May 1, 2013

Credit Chris O'Meara / The Associated Press

The Florida House ended a second day of political wrangling between Democrats and Republicans with neither side smiling at the end.

Democrats continued their protest of the House Majority’s refusal to take up a bill accepting $51 billion in federal Medicaid money to expand insurance coverage to an additional one million low-income Floridians.

The chamber continued reading bills aloud word-for-word with the computer software “Mary” the House’s Auto Reader who, in two days, has become a breakout star with more than 614 followers on twitter since arriving to the site…Tuesday.

At the end of Wednesday’s floor session Governor Rick Scott’s number one priority—a tax break for manufacturers came before the full chamber. It passed 68-48, with four Republicans joining with House Democrats in opposition to the bill.
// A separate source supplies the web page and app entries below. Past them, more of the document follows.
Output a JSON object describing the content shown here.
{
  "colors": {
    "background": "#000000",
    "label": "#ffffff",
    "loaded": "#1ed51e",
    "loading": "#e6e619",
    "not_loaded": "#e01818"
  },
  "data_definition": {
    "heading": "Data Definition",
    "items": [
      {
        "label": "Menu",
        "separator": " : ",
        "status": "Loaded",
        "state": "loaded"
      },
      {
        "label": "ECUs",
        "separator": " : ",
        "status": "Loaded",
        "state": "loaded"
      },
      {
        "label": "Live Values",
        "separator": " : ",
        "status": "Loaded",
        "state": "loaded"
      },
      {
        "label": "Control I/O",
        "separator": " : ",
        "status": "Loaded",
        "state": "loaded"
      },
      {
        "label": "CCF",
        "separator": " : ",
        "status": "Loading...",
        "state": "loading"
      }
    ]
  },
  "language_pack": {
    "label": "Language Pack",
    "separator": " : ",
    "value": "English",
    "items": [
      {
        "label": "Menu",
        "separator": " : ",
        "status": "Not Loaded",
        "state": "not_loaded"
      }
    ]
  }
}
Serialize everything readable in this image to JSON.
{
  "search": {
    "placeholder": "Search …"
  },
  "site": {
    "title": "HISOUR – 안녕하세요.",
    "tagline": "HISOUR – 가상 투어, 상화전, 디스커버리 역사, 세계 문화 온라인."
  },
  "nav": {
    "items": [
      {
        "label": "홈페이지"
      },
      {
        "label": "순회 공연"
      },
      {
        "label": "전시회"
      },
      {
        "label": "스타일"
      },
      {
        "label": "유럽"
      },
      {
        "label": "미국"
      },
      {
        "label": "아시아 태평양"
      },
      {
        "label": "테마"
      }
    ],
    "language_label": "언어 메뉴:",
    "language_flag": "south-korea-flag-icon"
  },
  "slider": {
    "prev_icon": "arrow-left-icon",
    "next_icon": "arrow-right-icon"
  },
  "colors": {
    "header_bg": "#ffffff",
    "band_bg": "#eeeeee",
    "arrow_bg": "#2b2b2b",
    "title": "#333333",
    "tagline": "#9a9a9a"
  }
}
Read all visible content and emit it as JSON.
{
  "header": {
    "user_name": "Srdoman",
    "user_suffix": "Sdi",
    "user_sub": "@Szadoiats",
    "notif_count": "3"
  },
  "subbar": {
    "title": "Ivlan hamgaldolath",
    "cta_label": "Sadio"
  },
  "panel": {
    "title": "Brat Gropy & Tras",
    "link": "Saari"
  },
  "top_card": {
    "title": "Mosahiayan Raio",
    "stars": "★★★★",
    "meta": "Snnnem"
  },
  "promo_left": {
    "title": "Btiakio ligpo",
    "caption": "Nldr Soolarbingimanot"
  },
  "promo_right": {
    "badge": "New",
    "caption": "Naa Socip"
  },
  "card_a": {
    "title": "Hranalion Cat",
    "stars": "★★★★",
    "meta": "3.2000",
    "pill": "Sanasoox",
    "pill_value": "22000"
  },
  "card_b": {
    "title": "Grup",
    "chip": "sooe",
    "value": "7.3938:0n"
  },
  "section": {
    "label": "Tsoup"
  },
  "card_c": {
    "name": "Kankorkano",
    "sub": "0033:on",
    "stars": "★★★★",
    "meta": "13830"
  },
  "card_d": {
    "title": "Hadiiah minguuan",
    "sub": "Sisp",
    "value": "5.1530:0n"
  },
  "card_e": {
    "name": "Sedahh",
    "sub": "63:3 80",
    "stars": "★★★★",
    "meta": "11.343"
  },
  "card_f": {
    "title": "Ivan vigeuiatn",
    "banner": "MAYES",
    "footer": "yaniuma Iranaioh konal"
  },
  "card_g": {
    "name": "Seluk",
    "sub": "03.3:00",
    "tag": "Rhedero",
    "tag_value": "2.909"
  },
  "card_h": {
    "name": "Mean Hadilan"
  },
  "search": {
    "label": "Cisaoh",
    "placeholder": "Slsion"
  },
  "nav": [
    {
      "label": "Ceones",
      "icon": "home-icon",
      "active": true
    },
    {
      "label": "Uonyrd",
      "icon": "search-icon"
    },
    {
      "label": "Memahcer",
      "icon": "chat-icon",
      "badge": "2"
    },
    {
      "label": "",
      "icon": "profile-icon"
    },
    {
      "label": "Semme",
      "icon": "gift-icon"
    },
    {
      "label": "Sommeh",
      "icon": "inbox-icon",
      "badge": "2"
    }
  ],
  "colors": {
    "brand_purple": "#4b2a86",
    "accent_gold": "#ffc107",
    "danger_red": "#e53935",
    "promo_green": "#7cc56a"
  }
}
But that doesn’t mean that tax break will stick around.

Immediately after the vote, House Democrats contested it, saying the tax break needed a 2/3rds vote to pass, and not a simple majority. The reason: it would have a financial impact on local governments.

House Speaker Will Weatherford seemed confident that the vote was Constitutional, but Democrats say a challenge is coming.

"Today, with blatant disregard for the Florida Constitution, Governor Rick Scott and House Speaker Will Weatherford plotted to put the special interests ahead of the rules governing the Florida Legislature," said Scott Arceneaux, Executive Director of the Florida Democratic Party in a statement.

"This attempt to circumvent House procedure is a flagrant violation of their constitutional duty as law makers and elected officials. It's outrageous that Weatherford stands by his attempt to thwart the Florida Constitution while continuing to deny an up or down vote on a measure to provide health care to one million Floridians."

Shortly after the manufacturing tax break cleared the House, Governor Rick Scott went ahead a signed the ethics and campaign finance bills—eliminating fundraising slush-funds called “committees of continuing existences” and raising campaign contribution limits.

Weatherford said “it’s not coincidental” Scott signed the bills after getting his tax breaks. But the victory wasn’t enough to save another bill on the Governor’s desk: Alimony reform.

The proposal would have put an end to permanent alimony judgments in divorce cases and also placed caps on the length of time alimony awards could be paid out. The bill would have also revised the process for awarding custody.

Bill supporters said the state’s alimony laws were outdated and created a burden on the payee, but supporters said the bill would create a flood of new legal action and clog family courts.